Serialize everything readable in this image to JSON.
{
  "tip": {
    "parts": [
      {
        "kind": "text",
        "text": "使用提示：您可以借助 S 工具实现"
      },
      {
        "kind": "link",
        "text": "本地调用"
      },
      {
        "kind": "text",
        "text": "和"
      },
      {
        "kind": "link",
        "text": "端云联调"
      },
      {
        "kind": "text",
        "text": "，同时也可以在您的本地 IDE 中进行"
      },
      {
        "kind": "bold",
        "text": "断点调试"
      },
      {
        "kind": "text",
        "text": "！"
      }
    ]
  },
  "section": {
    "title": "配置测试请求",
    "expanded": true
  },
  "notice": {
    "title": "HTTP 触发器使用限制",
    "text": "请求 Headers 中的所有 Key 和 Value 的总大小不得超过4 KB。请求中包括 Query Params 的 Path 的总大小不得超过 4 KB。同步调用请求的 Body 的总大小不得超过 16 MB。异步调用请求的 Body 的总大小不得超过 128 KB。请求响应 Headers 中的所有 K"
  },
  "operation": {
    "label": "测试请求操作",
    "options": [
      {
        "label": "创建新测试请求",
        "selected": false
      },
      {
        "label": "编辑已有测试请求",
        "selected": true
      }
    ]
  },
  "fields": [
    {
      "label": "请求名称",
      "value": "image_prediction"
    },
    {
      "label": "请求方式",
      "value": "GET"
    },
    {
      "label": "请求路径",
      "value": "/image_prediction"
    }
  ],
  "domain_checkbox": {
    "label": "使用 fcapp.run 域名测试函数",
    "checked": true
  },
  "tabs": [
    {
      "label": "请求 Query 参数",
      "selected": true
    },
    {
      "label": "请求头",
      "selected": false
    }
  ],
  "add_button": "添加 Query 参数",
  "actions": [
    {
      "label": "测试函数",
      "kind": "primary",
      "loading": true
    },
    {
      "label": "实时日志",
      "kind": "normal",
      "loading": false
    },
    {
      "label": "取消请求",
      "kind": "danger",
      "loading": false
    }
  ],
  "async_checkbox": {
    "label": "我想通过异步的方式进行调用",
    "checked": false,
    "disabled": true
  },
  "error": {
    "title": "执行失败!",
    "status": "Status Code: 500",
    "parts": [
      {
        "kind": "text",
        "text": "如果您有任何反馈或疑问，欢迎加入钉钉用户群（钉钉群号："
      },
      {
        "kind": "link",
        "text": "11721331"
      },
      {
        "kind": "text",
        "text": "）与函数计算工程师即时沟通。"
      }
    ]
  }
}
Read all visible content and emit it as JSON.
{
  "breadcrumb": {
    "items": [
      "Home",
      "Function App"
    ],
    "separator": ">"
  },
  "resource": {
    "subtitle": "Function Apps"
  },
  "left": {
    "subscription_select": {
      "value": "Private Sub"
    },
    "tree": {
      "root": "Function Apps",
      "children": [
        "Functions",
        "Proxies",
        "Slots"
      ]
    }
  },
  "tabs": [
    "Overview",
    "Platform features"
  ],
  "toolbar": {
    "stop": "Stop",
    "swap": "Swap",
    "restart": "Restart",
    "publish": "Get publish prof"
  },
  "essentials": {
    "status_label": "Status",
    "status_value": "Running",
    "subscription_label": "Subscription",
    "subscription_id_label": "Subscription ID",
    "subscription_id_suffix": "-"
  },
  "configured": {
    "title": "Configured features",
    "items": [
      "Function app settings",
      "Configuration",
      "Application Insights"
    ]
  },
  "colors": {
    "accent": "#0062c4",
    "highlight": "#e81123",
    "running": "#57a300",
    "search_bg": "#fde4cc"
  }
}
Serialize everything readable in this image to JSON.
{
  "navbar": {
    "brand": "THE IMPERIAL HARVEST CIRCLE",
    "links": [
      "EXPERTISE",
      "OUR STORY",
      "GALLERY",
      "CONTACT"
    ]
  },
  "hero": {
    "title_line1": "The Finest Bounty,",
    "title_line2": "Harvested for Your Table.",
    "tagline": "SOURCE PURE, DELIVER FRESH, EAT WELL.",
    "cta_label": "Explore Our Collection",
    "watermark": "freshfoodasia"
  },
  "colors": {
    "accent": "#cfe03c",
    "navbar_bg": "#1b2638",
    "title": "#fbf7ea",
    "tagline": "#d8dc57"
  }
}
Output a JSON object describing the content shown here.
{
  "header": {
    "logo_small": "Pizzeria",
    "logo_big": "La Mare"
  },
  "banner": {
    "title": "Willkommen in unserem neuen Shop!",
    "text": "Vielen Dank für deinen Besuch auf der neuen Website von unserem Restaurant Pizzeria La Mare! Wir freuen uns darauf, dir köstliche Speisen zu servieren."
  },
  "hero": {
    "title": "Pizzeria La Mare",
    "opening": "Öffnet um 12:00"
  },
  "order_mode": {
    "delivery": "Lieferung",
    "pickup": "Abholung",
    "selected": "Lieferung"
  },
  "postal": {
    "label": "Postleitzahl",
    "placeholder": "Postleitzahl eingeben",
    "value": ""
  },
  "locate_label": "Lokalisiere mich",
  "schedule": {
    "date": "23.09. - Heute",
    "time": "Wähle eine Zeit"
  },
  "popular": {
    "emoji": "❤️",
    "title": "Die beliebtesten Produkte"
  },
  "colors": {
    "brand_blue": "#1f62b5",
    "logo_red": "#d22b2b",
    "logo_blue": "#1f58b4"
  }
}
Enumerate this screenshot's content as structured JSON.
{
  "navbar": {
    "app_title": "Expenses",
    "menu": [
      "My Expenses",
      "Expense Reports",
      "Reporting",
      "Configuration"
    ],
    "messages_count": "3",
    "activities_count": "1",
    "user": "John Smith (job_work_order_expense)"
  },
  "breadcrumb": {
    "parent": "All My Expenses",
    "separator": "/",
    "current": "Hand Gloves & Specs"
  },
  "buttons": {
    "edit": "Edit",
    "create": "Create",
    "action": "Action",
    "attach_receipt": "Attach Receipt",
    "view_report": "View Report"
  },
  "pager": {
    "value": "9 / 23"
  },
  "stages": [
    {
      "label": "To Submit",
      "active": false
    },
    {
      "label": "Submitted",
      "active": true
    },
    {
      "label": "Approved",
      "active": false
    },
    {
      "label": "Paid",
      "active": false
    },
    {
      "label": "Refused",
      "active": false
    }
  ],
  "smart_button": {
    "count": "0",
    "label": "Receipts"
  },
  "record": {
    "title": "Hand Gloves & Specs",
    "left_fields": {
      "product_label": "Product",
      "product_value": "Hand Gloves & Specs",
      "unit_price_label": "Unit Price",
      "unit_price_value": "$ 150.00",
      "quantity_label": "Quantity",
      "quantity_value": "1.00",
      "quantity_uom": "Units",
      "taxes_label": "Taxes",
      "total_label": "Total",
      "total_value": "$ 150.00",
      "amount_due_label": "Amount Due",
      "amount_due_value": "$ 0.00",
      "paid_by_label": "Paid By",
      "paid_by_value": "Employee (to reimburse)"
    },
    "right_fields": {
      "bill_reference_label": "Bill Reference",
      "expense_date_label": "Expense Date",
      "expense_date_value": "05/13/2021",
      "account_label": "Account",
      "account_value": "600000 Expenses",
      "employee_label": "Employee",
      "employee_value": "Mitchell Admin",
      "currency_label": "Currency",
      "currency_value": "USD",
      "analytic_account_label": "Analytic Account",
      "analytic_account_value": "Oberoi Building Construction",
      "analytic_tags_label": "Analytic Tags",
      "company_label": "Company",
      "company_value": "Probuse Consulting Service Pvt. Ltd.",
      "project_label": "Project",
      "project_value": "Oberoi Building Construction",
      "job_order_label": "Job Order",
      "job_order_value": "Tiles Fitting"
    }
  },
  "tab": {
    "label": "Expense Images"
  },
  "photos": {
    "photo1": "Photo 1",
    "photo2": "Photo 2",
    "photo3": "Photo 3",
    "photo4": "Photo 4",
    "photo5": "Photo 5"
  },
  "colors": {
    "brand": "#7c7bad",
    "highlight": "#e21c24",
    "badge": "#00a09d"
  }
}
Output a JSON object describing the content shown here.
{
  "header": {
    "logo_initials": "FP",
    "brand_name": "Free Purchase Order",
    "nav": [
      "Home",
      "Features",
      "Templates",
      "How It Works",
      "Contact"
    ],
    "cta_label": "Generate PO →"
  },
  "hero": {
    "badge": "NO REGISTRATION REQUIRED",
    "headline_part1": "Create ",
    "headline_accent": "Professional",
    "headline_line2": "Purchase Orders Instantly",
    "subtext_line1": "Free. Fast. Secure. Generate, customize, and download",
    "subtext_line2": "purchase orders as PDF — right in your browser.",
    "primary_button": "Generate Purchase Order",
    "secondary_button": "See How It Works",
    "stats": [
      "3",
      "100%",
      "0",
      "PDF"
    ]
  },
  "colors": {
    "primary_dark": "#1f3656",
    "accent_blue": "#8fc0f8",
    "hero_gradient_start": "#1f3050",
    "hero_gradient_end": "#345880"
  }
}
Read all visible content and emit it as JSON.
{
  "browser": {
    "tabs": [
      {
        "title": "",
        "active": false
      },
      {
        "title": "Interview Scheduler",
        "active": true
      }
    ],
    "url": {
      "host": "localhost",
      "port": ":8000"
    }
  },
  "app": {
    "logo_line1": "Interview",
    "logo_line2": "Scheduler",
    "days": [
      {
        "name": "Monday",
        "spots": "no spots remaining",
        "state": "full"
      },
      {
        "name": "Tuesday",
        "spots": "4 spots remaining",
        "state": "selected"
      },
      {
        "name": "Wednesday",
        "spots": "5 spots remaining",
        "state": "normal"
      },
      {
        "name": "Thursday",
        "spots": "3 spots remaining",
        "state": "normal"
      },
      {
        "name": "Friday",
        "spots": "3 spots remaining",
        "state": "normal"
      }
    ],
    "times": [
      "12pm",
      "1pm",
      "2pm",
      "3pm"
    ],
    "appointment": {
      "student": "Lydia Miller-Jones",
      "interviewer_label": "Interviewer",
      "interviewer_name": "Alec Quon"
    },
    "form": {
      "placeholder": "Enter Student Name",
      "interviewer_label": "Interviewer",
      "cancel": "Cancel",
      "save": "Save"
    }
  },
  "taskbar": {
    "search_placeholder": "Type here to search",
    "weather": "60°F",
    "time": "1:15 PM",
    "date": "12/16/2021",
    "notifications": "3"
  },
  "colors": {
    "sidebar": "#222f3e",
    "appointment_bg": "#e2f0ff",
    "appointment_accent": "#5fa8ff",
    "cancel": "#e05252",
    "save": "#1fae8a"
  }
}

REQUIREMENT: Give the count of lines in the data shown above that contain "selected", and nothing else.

EXERCISE RESULT: 6